GIVEN ENTRIES

= = = =

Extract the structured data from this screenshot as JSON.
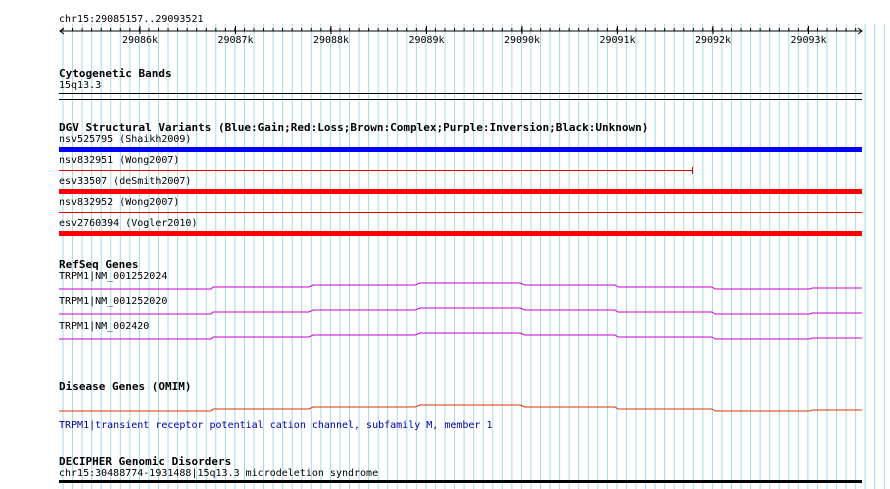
{
  "ruler": {
    "region": "chr15:29085157..29093521",
    "ticks": [
      "29086k",
      "29087k",
      "29088k",
      "29089k",
      "29090k",
      "29091k",
      "29092k",
      "29093k"
    ]
  },
  "cytoband": {
    "title": "Cytogenetic Bands",
    "band": "15q13.3"
  },
  "dgv": {
    "title": "DGV Structural Variants (Blue:Gain;Red:Loss;Brown:Complex;Purple:Inversion;Black:Unknown)",
    "variants": [
      {
        "label": "nsv525795 (Shaikh2009)",
        "color": "#0000ff"
      },
      {
        "label": "nsv832951 (Wong2007)",
        "color": "#dd0000"
      },
      {
        "label": "esv33507 (deSmith2007)",
        "color": "#ff0000"
      },
      {
        "label": "nsv832952 (Wong2007)",
        "color": "#dd0000"
      },
      {
        "label": "esv2760394 (Vogler2010)",
        "color": "#ff0000"
      }
    ]
  },
  "refseq": {
    "title": "RefSeq Genes",
    "genes": [
      {
        "label": "TRPM1|NM_001252024",
        "color": "#cc00cc"
      },
      {
        "label": "TRPM1|NM_001252020",
        "color": "#cc00cc"
      },
      {
        "label": "TRPM1|NM_002420",
        "color": "#cc00cc"
      }
    ]
  },
  "omim": {
    "title": "Disease Genes (OMIM)",
    "gene": "TRPM1|transient receptor potential cation channel, subfamily M, member 1",
    "color": "#dd3300"
  },
  "decipher": {
    "title": "DECIPHER Genomic Disorders",
    "item": "chr15:30488774-1931488|15q13.3 microdeletion syndrome"
  },
  "colors": {
    "grid": "#a8d8e8",
    "gain": "#0000ff",
    "loss": "#ff0000",
    "gene": "#cc00cc",
    "omim": "#dd3300"
  }
}
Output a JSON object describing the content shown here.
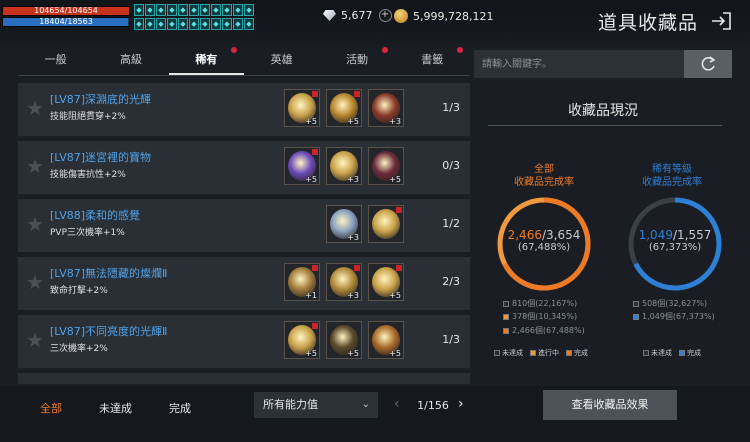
{
  "player": {
    "hp": "104654/104654",
    "hp_fraction": 1.0,
    "mp": "18404/18563",
    "mp_fraction": 0.991
  },
  "buff_icons": [
    "buff-icon",
    "buff-icon",
    "buff-icon",
    "buff-icon",
    "buff-icon",
    "buff-icon",
    "buff-icon",
    "buff-icon",
    "buff-icon",
    "buff-icon",
    "buff-icon",
    "buff-icon",
    "buff-icon",
    "buff-icon",
    "buff-icon",
    "buff-icon",
    "buff-icon",
    "buff-icon",
    "buff-icon",
    "buff-icon",
    "buff-icon",
    "buff-icon"
  ],
  "currency": {
    "diamonds": "5,677",
    "gold": "5,999,728,121"
  },
  "header": {
    "title": "道具收藏品"
  },
  "tabs": [
    {
      "label": "一般",
      "active": false,
      "dot": false
    },
    {
      "label": "高級",
      "active": false,
      "dot": false
    },
    {
      "label": "稀有",
      "active": true,
      "dot": true
    },
    {
      "label": "英雄",
      "active": false,
      "dot": false
    },
    {
      "label": "活動",
      "active": false,
      "dot": true
    },
    {
      "label": "書籤",
      "active": false,
      "dot": true
    }
  ],
  "search": {
    "placeholder": "請輸入關鍵字。"
  },
  "collections": [
    {
      "name": "[LV87]深淵底的光輝",
      "effect": "技能阻絕貫穿+2%",
      "progress": "1/3",
      "items": [
        {
          "count": "+5",
          "marked": true,
          "color": "#c9a24a"
        },
        {
          "count": "+5",
          "marked": true,
          "color": "#b8862e"
        },
        {
          "count": "+3",
          "marked": false,
          "color": "#8a3a2a"
        }
      ]
    },
    {
      "name": "[LV87]迷宮裡的寶物",
      "effect": "技能傷害抗性+2%",
      "progress": "0/3",
      "items": [
        {
          "count": "+5",
          "marked": true,
          "color": "#6a4ab8"
        },
        {
          "count": "+3",
          "marked": false,
          "color": "#c9a24a"
        },
        {
          "count": "+5",
          "marked": false,
          "color": "#6a2a3a"
        }
      ]
    },
    {
      "name": "[LV88]柔和的感覺",
      "effect": "PVP三次機率+1%",
      "progress": "1/2",
      "items": [
        {
          "count": "+3",
          "marked": false,
          "color": "#8aa0c0"
        },
        {
          "count": "",
          "marked": true,
          "color": "#c9a24a"
        }
      ]
    },
    {
      "name": "[LV87]無法隱藏的燦爛Ⅱ",
      "effect": "致命打擊+2%",
      "progress": "2/3",
      "items": [
        {
          "count": "+1",
          "marked": true,
          "color": "#a07a3a"
        },
        {
          "count": "+3",
          "marked": true,
          "color": "#b08a3a"
        },
        {
          "count": "+5",
          "marked": true,
          "color": "#c9a24a"
        }
      ]
    },
    {
      "name": "[LV87]不同亮度的光輝Ⅱ",
      "effect": "三次機率+2%",
      "progress": "1/3",
      "items": [
        {
          "count": "+5",
          "marked": true,
          "color": "#c9a24a"
        },
        {
          "count": "+5",
          "marked": false,
          "color": "#5a4a2a"
        },
        {
          "count": "+5",
          "marked": false,
          "color": "#a86a2a"
        }
      ]
    }
  ],
  "status": {
    "title": "收藏品現況",
    "total": {
      "label_line1": "全部",
      "label_line2": "收藏品完成率",
      "done": "2,466",
      "total": "/3,654",
      "percent": "(67,488%)",
      "fraction": 0.67488,
      "legend": [
        "810個(22,167%)",
        "378個(10,345%)",
        "2,466個(67,488%)"
      ],
      "colors": {
        "fill": "#ee7a26",
        "track": "#ef9a3f"
      }
    },
    "rare": {
      "label_line1": "稀有等級",
      "label_line2": "收藏品完成率",
      "done": "1,049",
      "total": "/1,557",
      "percent": "(67,373%)",
      "fraction": 0.67373,
      "legend": [
        "508個(32,627%)",
        "1,049個(67,373%)"
      ],
      "colors": {
        "fill": "#2e7fd6",
        "track": "#3a4048"
      }
    },
    "keys_total": [
      "未達成",
      "進行中",
      "完成"
    ],
    "keys_rare": [
      "未達成",
      "完成"
    ]
  },
  "footer": {
    "filters": [
      "全部",
      "未達成",
      "完成"
    ],
    "dropdown": "所有能力值",
    "page": "1/156",
    "effect_button": "查看收藏品效果"
  },
  "colors": {
    "accent_orange": "#ee7a26",
    "accent_blue": "#2e7fd6",
    "name_blue": "#4fa2e8",
    "tab_dot": "#d6263c"
  }
}
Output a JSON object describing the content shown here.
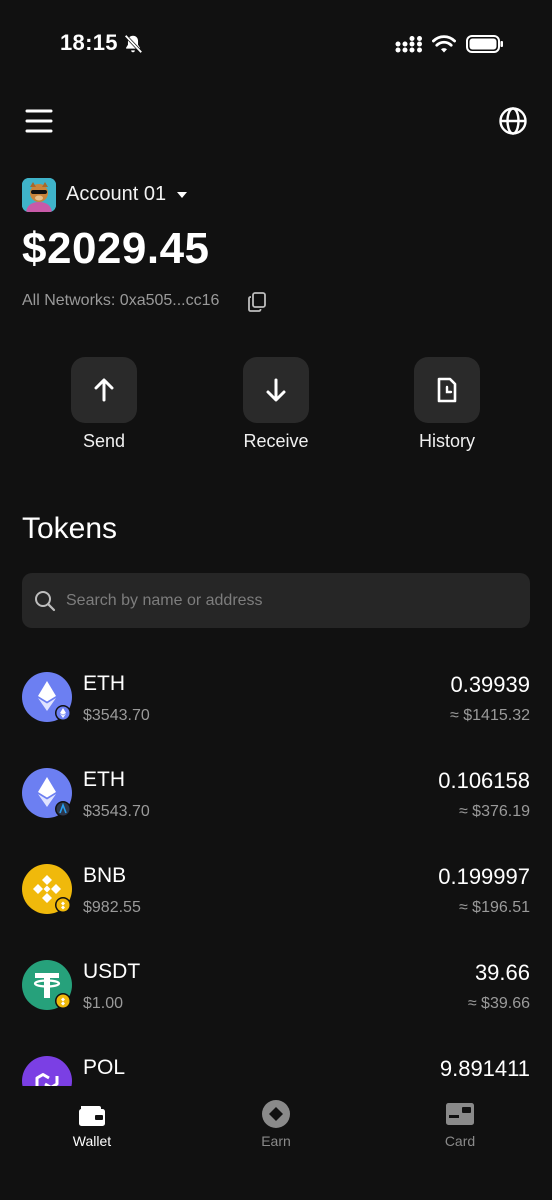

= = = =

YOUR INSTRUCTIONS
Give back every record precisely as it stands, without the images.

YOUR SOLUTION
Extract the structured data from this screenshot as JSON.
{
  "ruler": {
    "region": "chr15:29085157..29093521",
    "ticks": [
      "29086k",
      "29087k",
      "29088k",
      "29089k",
      "29090k",
      "29091k",
      "29092k",
      "29093k"
    ]
  },
  "cytoband": {
    "title": "Cytogenetic Bands",
    "band": "15q13.3"
  },
  "dgv": {
    "title": "DGV Structural Variants (Blue:Gain;Red:Loss;Brown:Complex;Purple:Inversion;Black:Unknown)",
    "variants": [
      {
        "label": "nsv525795 (Shaikh2009)",
        "color": "#0000ff"
      },
      {
        "label": "nsv832951 (Wong2007)",
        "color": "#dd0000"
      },
      {
        "label": "esv33507 (deSmith2007)",
        "color": "#ff0000"
      },
      {
        "label": "nsv832952 (Wong2007)",
        "color": "#dd0000"
      },
      {
        "label": "esv2760394 (Vogler2010)",
        "color": "#ff0000"
      }
    ]
  },
  "refseq": {
    "title": "RefSeq Genes",
    "genes": [
      {
        "label": "TRPM1|NM_001252024",
        "color": "#cc00cc"
      },
      {
        "label": "TRPM1|NM_001252020",
        "color": "#cc00cc"
      },
      {
        "label": "TRPM1|NM_002420",
        "color": "#cc00cc"
      }
    ]
  },
  "omim": {
    "title": "Disease Genes (OMIM)",
    "gene": "TRPM1|transient receptor potential cation channel, subfamily M, member 1",
    "color": "#dd3300"
  },
  "decipher": {
    "title": "DECIPHER Genomic Disorders",
    "item": "chr15:30488774-1931488|15q13.3 microdeletion syndrome"
  },
  "colors": {
    "grid": "#a8d8e8",
    "gain": "#0000ff",
    "loss": "#ff0000",
    "gene": "#cc00cc",
    "omim": "#dd3300"
  }
}
Output a JSON object describing the content shown here.
{
  "player": {
    "hp": "104654/104654",
    "hp_fraction": 1.0,
    "mp": "18404/18563",
    "mp_fraction": 0.991
  },
  "buff_icons": [
    "buff-icon",
    "buff-icon",
    "buff-icon",
    "buff-icon",
    "buff-icon",
    "buff-icon",
    "buff-icon",
    "buff-icon",
    "buff-icon",
    "buff-icon",
    "buff-icon",
    "buff-icon",
    "buff-icon",
    "buff-icon",
    "buff-icon",
    "buff-icon",
    "buff-icon",
    "buff-icon",
    "buff-icon",
    "buff-icon",
    "buff-icon",
    "buff-icon"
  ],
  "currency": {
    "diamonds": "5,677",
    "gold": "5,999,728,121"
  },
  "header": {
    "title": "道具收藏品"
  },
  "tabs": [
    {
      "label": "一般",
      "active": false,
      "dot": false
    },
    {
      "label": "高級",
      "active": false,
      "dot": false
    },
    {
      "label": "稀有",
      "active": true,
      "dot": true
    },
    {
      "label": "英雄",
      "active": false,
      "dot": false
    },
    {
      "label": "活動",
      "active": false,
      "dot": true
    },
    {
      "label": "書籤",
      "active": false,
      "dot": true
    }
  ],
  "search": {
    "placeholder": "請輸入關鍵字。"
  },
  "collections": [
    {
      "name": "[LV87]深淵底的光輝",
      "effect": "技能阻絕貫穿+2%",
      "progress": "1/3",
      "items": [
        {
          "count": "+5",
          "marked": true,
          "color": "#c9a24a"
        },
        {
          "count": "+5",
          "marked": true,
          "color": "#b8862e"
        },
        {
          "count": "+3",
          "marked": false,
          "color": "#8a3a2a"
        }
      ]
    },
    {
      "name": "[LV87]迷宮裡的寶物",
      "effect": "技能傷害抗性+2%",
      "progress": "0/3",
      "items": [
        {
          "count": "+5",
          "marked": true,
          "color": "#6a4ab8"
        },
        {
          "count": "+3",
          "marked": false,
          "color": "#c9a24a"
        },
        {
          "count": "+5",
          "marked": false,
          "color": "#6a2a3a"
        }
      ]
    },
    {
      "name": "[LV88]柔和的感覺",
      "effect": "PVP三次機率+1%",
      "progress": "1/2",
      "items": [
        {
          "count": "+3",
          "marked": false,
          "color": "#8aa0c0"
        },
        {
          "count": "",
          "marked": true,
          "color": "#c9a24a"
        }
      ]
    },
    {
      "name": "[LV87]無法隱藏的燦爛Ⅱ",
      "effect": "致命打擊+2%",
      "progress": "2/3",
      "items": [
        {
          "count": "+1",
          "marked": true,
          "color": "#a07a3a"
        },
        {
          "count": "+3",
          "marked": true,
          "color": "#b08a3a"
        },
        {
          "count": "+5",
          "marked": true,
          "color": "#c9a24a"
        }
      ]
    },
    {
      "name": "[LV87]不同亮度的光輝Ⅱ",
      "effect": "三次機率+2%",
      "progress": "1/3",
      "items": [
        {
          "count": "+5",
          "marked": true,
          "color": "#c9a24a"
        },
        {
          "count": "+5",
          "marked": false,
          "color": "#5a4a2a"
        },
        {
          "count": "+5",
          "marked": false,
          "color": "#a86a2a"
        }
      ]
    }
  ],
  "status": {
    "title": "收藏品現況",
    "total": {
      "label_line1": "全部",
      "label_line2": "收藏品完成率",
      "done": "2,466",
      "total": "/3,654",
      "percent": "(67,488%)",
      "fraction": 0.67488,
      "legend": [
        "810個(22,167%)",
        "378個(10,345%)",
        "2,466個(67,488%)"
      ],
      "colors": {
        "fill": "#ee7a26",
        "track": "#ef9a3f"
      }
    },
    "rare": {
      "label_line1": "稀有等級",
      "label_line2": "收藏品完成率",
      "done": "1,049",
      "total": "/1,557",
      "percent": "(67,373%)",
      "fraction": 0.67373,
      "legend": [
        "508個(32,627%)",
        "1,049個(67,373%)"
      ],
      "colors": {
        "fill": "#2e7fd6",
        "track": "#3a4048"
      }
    },
    "keys_total": [
      "未達成",
      "進行中",
      "完成"
    ],
    "keys_rare": [
      "未達成",
      "完成"
    ]
  },
  "footer": {
    "filters": [
      "全部",
      "未達成",
      "完成"
    ],
    "dropdown": "所有能力值",
    "page": "1/156",
    "effect_button": "查看收藏品效果"
  },
  "colors": {
    "accent_orange": "#ee7a26",
    "accent_blue": "#2e7fd6",
    "name_blue": "#4fa2e8",
    "tab_dot": "#d6263c"
  }
}
Output a JSON object describing the content shown here.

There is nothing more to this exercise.